Introduction

Q: What's the point of this package? How is it any different from those vlucas/phpdotenv and josegonzalez/php-dotenv well-known packages?

A: Those great packages are NOT for production. They were always meant to be used during local development only. The main reasons are:

  1. Not fast enough
  2. Not secure enough

Many people are actually misuse those packages and use them to configure apps in production too.

In contrast this package IS for production. It uses plain old php array for .env content and doesn't touch $_ENV or $_SERVER by default. As a result it's fast and secure but has less features.

Installation

  1. composer require arrilot/dotenv-php

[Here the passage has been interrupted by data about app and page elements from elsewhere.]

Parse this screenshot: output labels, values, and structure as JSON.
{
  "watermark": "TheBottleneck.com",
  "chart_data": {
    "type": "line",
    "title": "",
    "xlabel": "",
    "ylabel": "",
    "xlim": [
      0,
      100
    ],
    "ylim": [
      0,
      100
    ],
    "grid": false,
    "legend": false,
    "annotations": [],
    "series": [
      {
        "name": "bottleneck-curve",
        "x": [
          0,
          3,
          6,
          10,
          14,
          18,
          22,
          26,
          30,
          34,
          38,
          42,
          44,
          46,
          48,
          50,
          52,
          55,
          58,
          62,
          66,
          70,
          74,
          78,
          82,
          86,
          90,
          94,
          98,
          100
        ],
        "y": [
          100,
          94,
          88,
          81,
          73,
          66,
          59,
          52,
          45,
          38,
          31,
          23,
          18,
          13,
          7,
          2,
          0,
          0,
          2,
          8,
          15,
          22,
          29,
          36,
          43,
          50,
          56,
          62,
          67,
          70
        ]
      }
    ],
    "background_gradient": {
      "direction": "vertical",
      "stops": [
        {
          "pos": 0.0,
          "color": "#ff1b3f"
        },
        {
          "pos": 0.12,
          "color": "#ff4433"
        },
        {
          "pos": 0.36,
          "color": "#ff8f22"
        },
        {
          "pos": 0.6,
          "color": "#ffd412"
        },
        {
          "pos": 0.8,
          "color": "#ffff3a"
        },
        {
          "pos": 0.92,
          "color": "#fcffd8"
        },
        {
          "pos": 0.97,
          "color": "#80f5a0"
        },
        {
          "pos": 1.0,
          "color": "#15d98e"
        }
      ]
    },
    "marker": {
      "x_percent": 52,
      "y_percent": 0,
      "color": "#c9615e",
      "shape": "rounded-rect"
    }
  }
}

  2. Create .env.php file to store configuration settings that are environment specific or sensitive.

Example:

<?php

return [
    'DB_USER' => 'root',
    'DB_PASSWORD' => 'secret',
];

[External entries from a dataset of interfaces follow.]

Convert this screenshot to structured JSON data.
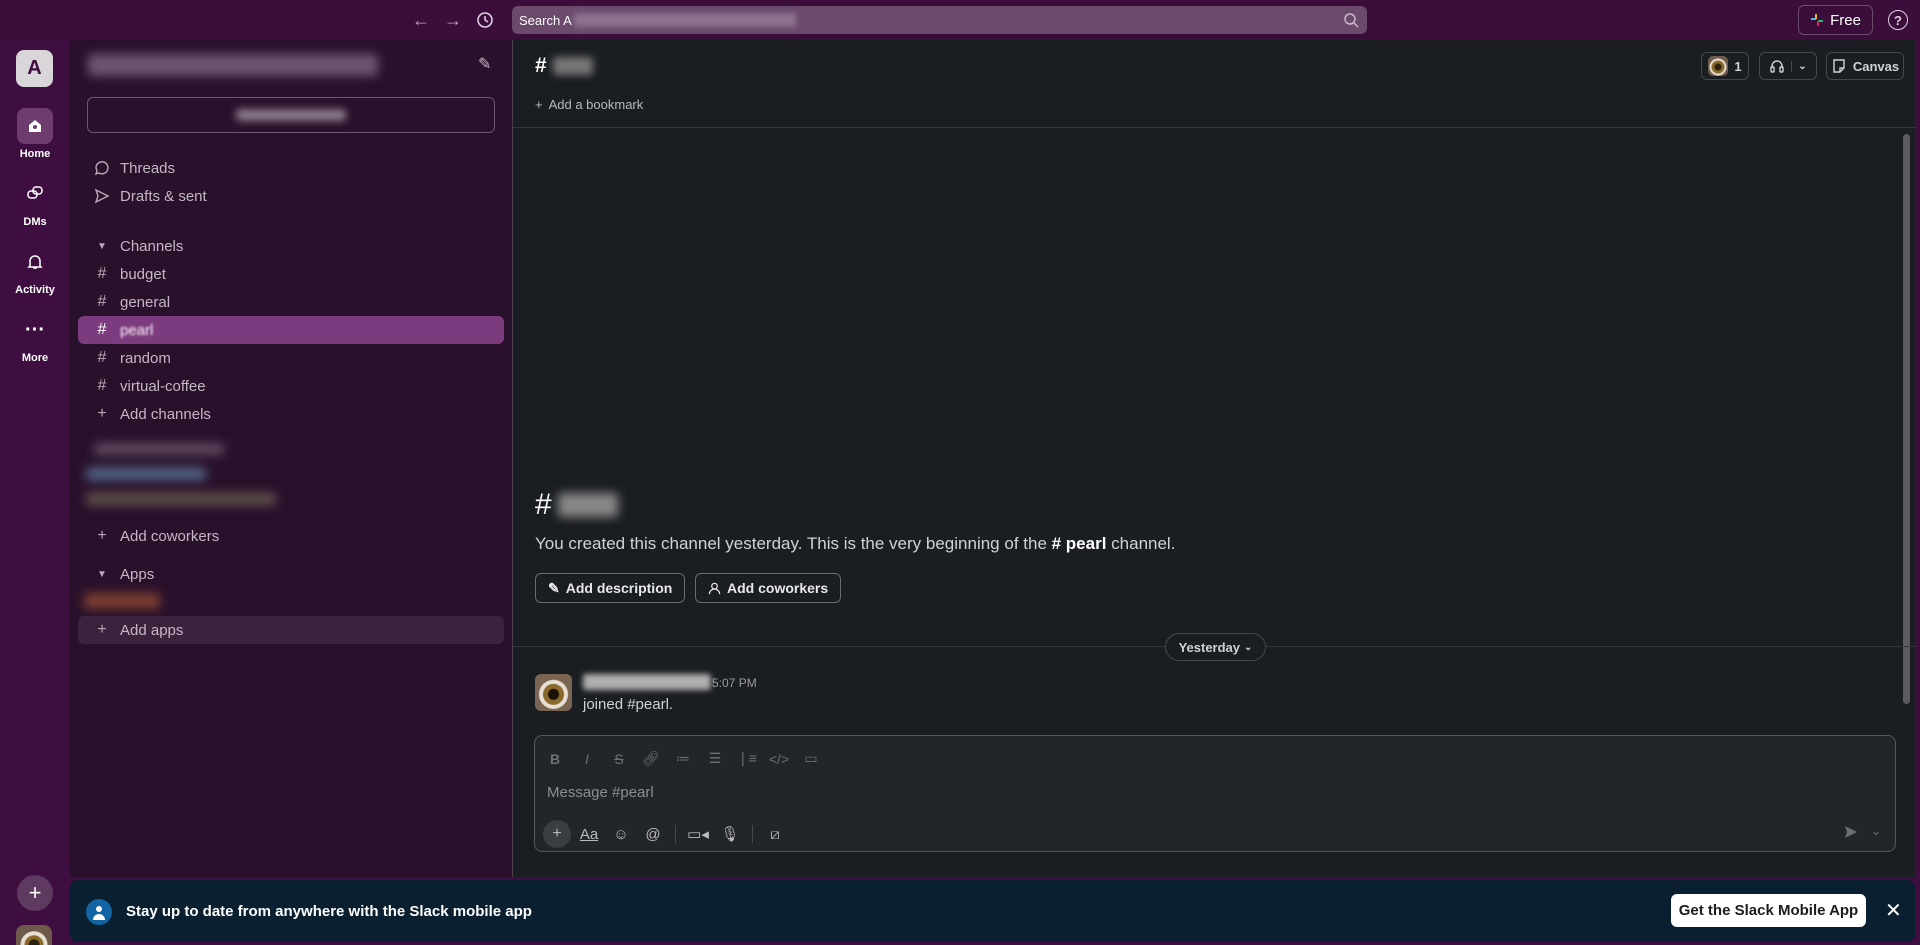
{
  "topbar": {
    "search_prefix": "Search A",
    "free_label": "Free"
  },
  "rail": {
    "workspace_initial": "A",
    "items": [
      {
        "label": "Home"
      },
      {
        "label": "DMs"
      },
      {
        "label": "Activity"
      },
      {
        "label": "More"
      }
    ]
  },
  "sidebar": {
    "threads": "Threads",
    "drafts": "Drafts & sent",
    "channels_header": "Channels",
    "channels": [
      "budget",
      "general",
      "pearl",
      "random",
      "virtual-coffee"
    ],
    "add_channels": "Add channels",
    "add_coworkers": "Add coworkers",
    "apps_header": "Apps",
    "add_apps": "Add apps"
  },
  "channel": {
    "hash": "#",
    "add_bookmark": "Add a bookmark",
    "member_count": "1",
    "canvas_label": "Canvas",
    "intro_text_prefix": "You created this channel yesterday. This is the very beginning of the ",
    "intro_channel": "# pearl",
    "intro_text_suffix": " channel.",
    "add_description": "Add description",
    "add_coworkers": "Add coworkers",
    "day_divider": "Yesterday",
    "message": {
      "time": "5:07 PM",
      "text": "joined #pearl."
    },
    "composer_placeholder": "Message #pearl"
  },
  "banner": {
    "text": "Stay up to date from anywhere with the Slack mobile app",
    "button": "Get the Slack Mobile App"
  }
}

This file should NEVER be added to version control.

  1. Create .env.example.php file and add it to version control. This file should serve as an example for developers how .env.php file should look like.

  2. Load .env.php file

use Arrilot\DotEnv\DotEnv;
DotEnv::load('/path/to/.env.php'); 

Usage

Getting data

The most used case is to get dotenv variable.

$dbUser = DotEnv::get('DB_USER');

You may pass a second parameter, which is gonna be used as default if variable is not set.

$dbUser = DotEnv::get('DB_USER', 'admin');

Note This is the method you are going to use most of the time. It makes sense to add a global helper for it to avoid importing the class name and e.t.c.

function env($key, $default = null)
{
    return \Arrilot\DotEnv\DotEnv::get($key, $default);
}
...
$dbUser = env('DB_USER', 'admin');

You can also get all dotenv variables at once:

$variables = DotEnv::all();

Setting data

You can set or override specific variable like that:

DotEnv::set('DB_USER', 'admin');
DotEnv::set('DB_PASSWORD', 'secret');
// or
DotEnv::set([
    'DB_USER'     => 'root',
    'DB_PASSWORD' => 'secret',
]);

You can reload all variables entirely from file or array

DotEnv::load('/path/to/new/.env.php');
//or
DotEnv::load([
    'DB_USER'     => 'root',
    'DB_PASSWORD' => 'secret',
]);

Other methods

There is way to ensure that a specific dotenv variable exists. Example:

DotEnv::setRequired(['DB_USER', 'DB_PASSWORD']);

If the variable is not loaded an Arrilot\DotEnv\Exceptions\MissingVariableException will be thrown.

There are also convenient methods to copy all variables to putenv(), $_ENV or $_SERVER if you DO need it, but in most cases you don't

DotEnv::copyVarsToPutenv($prefix = 'PHP_'); // putenv()
DotEnv::copyVarsToEnv(); // $_ENV
DotEnv::copyVarsToServer() // $_SERVER

Testing

Q: Why are there so many static calls? How am I supposed to mock them in tests?

A: You shouldn't mock DotEnv class. Just override what you need using set or load methods. Note that load method understands arrays too.